“Gray infrastructure is the system of pipes and ditches that channel storm water. Green infrastructure is the harnessing of the natural processes of trees and other vegetation — so-called ecosystem services — to carry out the functions of the built systems. Green infrastructure often intercepts the water before it can run into streets and become polluted and stores the water for gradual release through percolation or evapotranspiration. Trees also clean dirty water through natural filtering functions.Advocates say green infrastructure isn’t just about being green — it makes financial sense, as well. Its cost-effectiveness depends on how benefits are assigned and valued, and over how long a time scale, but green has been shown to be cheaper than gray.”
Posted August 27th, 2012 in Stormwater & Green Infrastructure
Aging pipes and pollution runoff are big concerns in any city, and the cost to repair or replace old systems is very high. Often it means downtime for entire streets and systems, and a very big price tag to boot.
But cities worldwide are adopting green infrastructure elements to help manage numerous factors, from excessive burden on old systems to pollution management and more.

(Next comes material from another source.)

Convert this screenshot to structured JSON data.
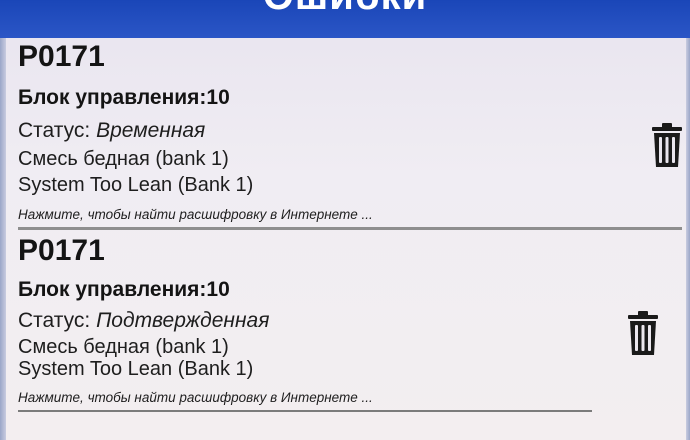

From Yale Environment 360:
The article (linked above) features much more information about green infrastructure examples, from Seattle to Sweden and many points in between.